━━━━━ SUPPLIED MATERIAL

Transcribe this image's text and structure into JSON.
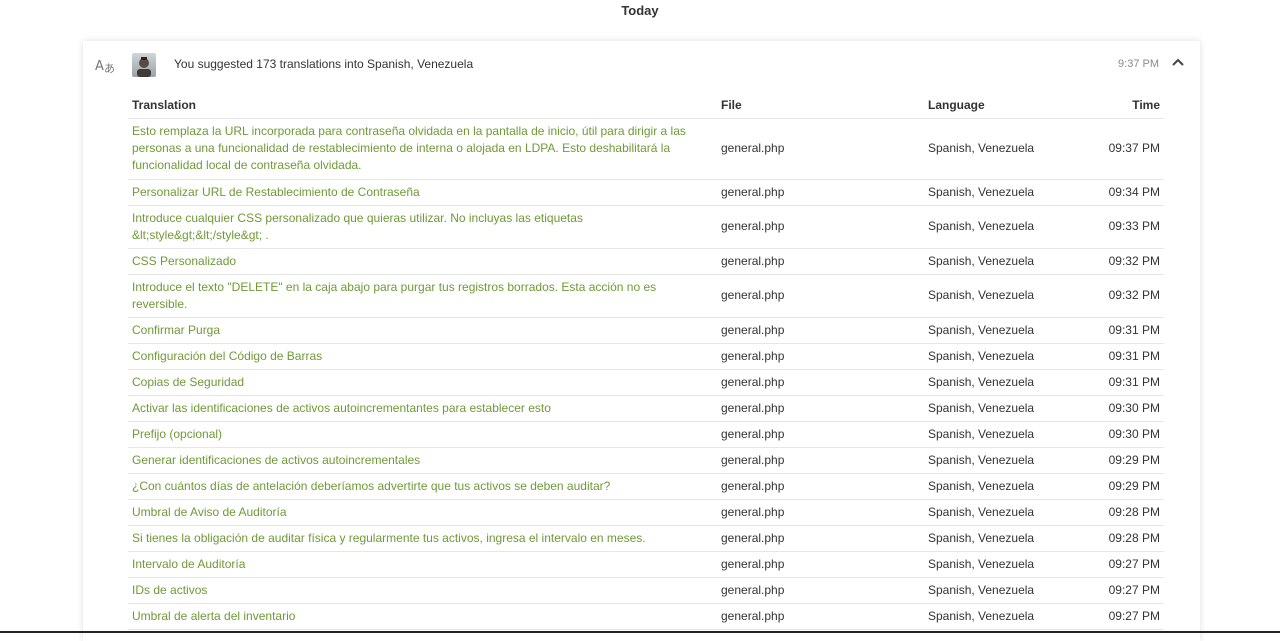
{
  "day_label": "Today",
  "activity": {
    "summary": "You suggested 173 translations into Spanish, Venezuela",
    "time": "9:37 PM",
    "icons": {
      "type": "translate-icon",
      "avatar": "user-avatar",
      "toggle": "chevron-up-icon"
    }
  },
  "table": {
    "headers": {
      "translation": "Translation",
      "file": "File",
      "language": "Language",
      "time": "Time"
    },
    "rows": [
      {
        "translation": "Esto remplaza la URL incorporada para contraseña olvidada en la pantalla de inicio, útil para dirigir a las personas a una funcionalidad de restablecimiento de interna o alojada en LDPA. Esto deshabilitará la funcionalidad local de contraseña olvidada.",
        "file": "general.php",
        "language": "Spanish, Venezuela",
        "time": "09:37 PM"
      },
      {
        "translation": "Personalizar URL de Restablecimiento de Contraseña",
        "file": "general.php",
        "language": "Spanish, Venezuela",
        "time": "09:34 PM"
      },
      {
        "translation": "Introduce cualquier CSS personalizado que quieras utilizar. No incluyas las etiquetas &lt;style&gt;&lt;/style&gt; .",
        "file": "general.php",
        "language": "Spanish, Venezuela",
        "time": "09:33 PM"
      },
      {
        "translation": "CSS Personalizado",
        "file": "general.php",
        "language": "Spanish, Venezuela",
        "time": "09:32 PM"
      },
      {
        "translation": "Introduce el texto \"DELETE\" en la caja abajo para purgar tus registros borrados. Esta acción no es reversible.",
        "file": "general.php",
        "language": "Spanish, Venezuela",
        "time": "09:32 PM"
      },
      {
        "translation": "Confirmar Purga",
        "file": "general.php",
        "language": "Spanish, Venezuela",
        "time": "09:31 PM"
      },
      {
        "translation": "Configuración del Código de Barras",
        "file": "general.php",
        "language": "Spanish, Venezuela",
        "time": "09:31 PM"
      },
      {
        "translation": "Copias de Seguridad",
        "file": "general.php",
        "language": "Spanish, Venezuela",
        "time": "09:31 PM"
      },
      {
        "translation": "Activar las identificaciones de activos autoincrementantes para establecer esto",
        "file": "general.php",
        "language": "Spanish, Venezuela",
        "time": "09:30 PM"
      },
      {
        "translation": "Prefijo (opcional)",
        "file": "general.php",
        "language": "Spanish, Venezuela",
        "time": "09:30 PM"
      },
      {
        "translation": "Generar identificaciones de activos autoincrementales",
        "file": "general.php",
        "language": "Spanish, Venezuela",
        "time": "09:29 PM"
      },
      {
        "translation": "¿Con cuántos días de antelación deberíamos advertirte que tus activos se deben auditar?",
        "file": "general.php",
        "language": "Spanish, Venezuela",
        "time": "09:29 PM"
      },
      {
        "translation": "Umbral de Aviso de Auditoría",
        "file": "general.php",
        "language": "Spanish, Venezuela",
        "time": "09:28 PM"
      },
      {
        "translation": "Si tienes la obligación de auditar física y regularmente tus activos, ingresa el intervalo en meses.",
        "file": "general.php",
        "language": "Spanish, Venezuela",
        "time": "09:28 PM"
      },
      {
        "translation": "Intervalo de Auditoría",
        "file": "general.php",
        "language": "Spanish, Venezuela",
        "time": "09:27 PM"
      },
      {
        "translation": "IDs de activos",
        "file": "general.php",
        "language": "Spanish, Venezuela",
        "time": "09:27 PM"
      },
      {
        "translation": "Umbral de alerta del inventario",
        "file": "general.php",
        "language": "Spanish, Venezuela",
        "time": "09:27 PM"
      }
    ]
  },
  "colors": {
    "link": "#6f9a37",
    "text": "#333333",
    "muted": "#8a8a8a",
    "border": "#e6e6e6"
  }
}
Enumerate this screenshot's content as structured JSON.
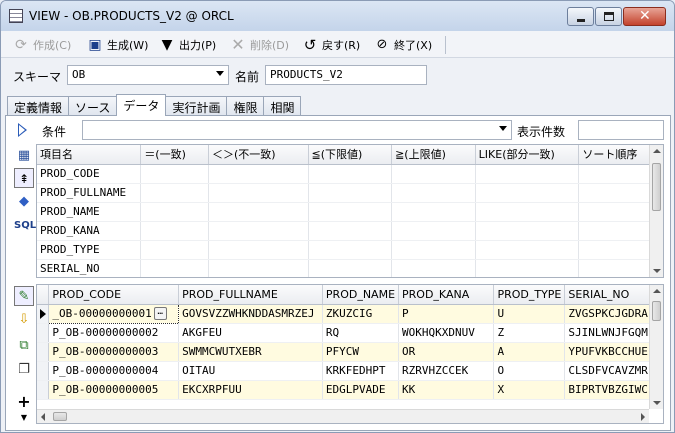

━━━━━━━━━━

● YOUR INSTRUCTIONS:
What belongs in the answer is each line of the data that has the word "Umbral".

● SOLUTION TO THIS PROBLEM:
        "translation": "Umbral de Aviso de Auditoría",
        "translation": "Umbral de alerta del inventario",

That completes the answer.